Last week I saw Indiana Jones and the Kingdom of the Crystal Skull. One thing that really struck me, aside from how much I didn’t like it, was how much it felt like a video game. The plot, pacing, characters and most of all the CGI all felt like they were pulled out of a video game, and a bad one at that. The big jeep chase through the jungle just made me want to play Uncharted again. At least then I’d be in control of the action.

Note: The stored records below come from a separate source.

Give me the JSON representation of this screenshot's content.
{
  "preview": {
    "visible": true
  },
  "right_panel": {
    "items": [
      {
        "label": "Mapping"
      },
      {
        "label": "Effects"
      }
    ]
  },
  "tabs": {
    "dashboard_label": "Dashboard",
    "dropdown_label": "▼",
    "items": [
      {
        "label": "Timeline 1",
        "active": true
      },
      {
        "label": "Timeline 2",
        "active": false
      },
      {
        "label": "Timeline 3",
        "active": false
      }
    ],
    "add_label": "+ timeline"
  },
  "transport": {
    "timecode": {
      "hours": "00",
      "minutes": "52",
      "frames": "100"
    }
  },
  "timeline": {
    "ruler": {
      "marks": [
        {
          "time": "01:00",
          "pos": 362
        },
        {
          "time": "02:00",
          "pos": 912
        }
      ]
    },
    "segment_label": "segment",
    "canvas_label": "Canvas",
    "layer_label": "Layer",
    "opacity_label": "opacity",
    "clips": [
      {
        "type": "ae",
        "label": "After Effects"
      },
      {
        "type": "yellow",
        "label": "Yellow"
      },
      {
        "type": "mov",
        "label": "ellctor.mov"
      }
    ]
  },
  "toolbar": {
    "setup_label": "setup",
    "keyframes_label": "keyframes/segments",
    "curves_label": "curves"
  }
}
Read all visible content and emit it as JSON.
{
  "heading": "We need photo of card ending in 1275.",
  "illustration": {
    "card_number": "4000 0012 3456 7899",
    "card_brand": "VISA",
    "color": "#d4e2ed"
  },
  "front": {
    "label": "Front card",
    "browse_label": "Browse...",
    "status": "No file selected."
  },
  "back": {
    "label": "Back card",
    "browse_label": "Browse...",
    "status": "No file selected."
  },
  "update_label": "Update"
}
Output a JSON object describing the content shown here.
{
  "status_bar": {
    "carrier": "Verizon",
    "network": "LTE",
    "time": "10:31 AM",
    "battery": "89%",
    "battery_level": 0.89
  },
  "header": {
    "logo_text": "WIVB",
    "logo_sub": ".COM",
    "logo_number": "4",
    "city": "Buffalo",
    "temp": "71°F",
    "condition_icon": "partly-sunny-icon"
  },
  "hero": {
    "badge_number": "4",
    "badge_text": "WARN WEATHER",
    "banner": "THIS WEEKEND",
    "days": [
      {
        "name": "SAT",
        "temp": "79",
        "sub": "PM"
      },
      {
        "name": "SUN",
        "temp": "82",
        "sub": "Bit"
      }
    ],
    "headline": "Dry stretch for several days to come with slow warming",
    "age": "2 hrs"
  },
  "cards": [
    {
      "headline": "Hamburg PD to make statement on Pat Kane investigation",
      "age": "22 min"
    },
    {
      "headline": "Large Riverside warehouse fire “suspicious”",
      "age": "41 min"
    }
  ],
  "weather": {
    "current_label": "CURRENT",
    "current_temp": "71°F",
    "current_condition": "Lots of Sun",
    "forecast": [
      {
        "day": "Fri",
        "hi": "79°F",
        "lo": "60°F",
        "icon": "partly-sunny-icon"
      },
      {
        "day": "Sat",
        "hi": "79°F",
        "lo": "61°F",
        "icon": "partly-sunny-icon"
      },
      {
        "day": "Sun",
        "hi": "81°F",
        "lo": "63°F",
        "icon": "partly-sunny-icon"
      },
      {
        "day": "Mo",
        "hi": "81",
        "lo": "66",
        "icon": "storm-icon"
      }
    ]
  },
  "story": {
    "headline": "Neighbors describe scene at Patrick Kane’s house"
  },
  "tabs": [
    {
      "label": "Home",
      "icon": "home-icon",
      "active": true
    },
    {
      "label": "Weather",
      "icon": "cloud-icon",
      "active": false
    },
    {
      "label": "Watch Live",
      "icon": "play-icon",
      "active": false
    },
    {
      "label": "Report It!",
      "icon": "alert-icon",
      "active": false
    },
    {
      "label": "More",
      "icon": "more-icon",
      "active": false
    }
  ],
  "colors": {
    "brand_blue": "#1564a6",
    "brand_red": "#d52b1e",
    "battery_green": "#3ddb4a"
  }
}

All of that got me to thinking how a lot more games lately are presenting themselves in a very cinematic fashion, essentially presenting themselves as movies. The Metal Gear Solid series leaps closer and closer to being a non-interactive game with each sequel. The rumor floating around right now is that MGS4 has 90 minute cutscenes. Not total in the game, but at least one cutscene is movie length. How true that is I don’t know, but it wouldn’t surprise me, but it does disappoint me. When I sit down to play a game, I want to play a game, not watch what is essentially a CGI movie. Don’t take that to mean I don’t appreciate games with stories and cutscenes that are well scripted and acted, at least as far as video games get, but to bury you with story and large sections of the game that are non-interactive just bore me.

The Metal Gear games are well known for having long drawn out conversations via radio sequences as well as tons of cutscenes with ridiculously over the top scripted action. Now, I like the insanity of the characters in those games, but it got to be more and more of a chore to sit through those games and I never even finished Metal Gear Solid 3 because I kept dozing off whenever the longer movie sequences would kick in. I’m looking forward to MGS4 but I’m afraid the same thing will happen with that.

On the other hand, we have Uncharted: Drake’s Fortune. Now I loved that game, it actually felt more Indiana Jones than Indy 4 did. It had a fun story, with good voice acting and cutscenes that were all motion captured by the voice actors, at times it felt like I was taking part in a big summer blockbuster. A few movie sequences ran a little long, but overall they were the right length. They got across whatever story was necessary and put your right back into the action. That kind of blurring the lines between movies and games I can get behind because it kept me interested the whole way through and they knew where to end the movie portion and where to continue the game portion.

Overall though, I’d rather they keep movies and games separate. They are both different forms of entertainment, each with their own strengths and weaknesses. But if this sort of thing is going to continue to happen to games I hope game makers follow the examples of Uncharted and let us get back to the action instead of being more Metal Gear and having the controllers turn off due to inaction because a cutscene has been going for twenty minutes. And if movie makers want to make a good action movie, don’t look to videogames, look to movies like Raiders of the Lost Ark or Die Hard. They told their story, they showed their action, and they managed to keep our attention the whole way through.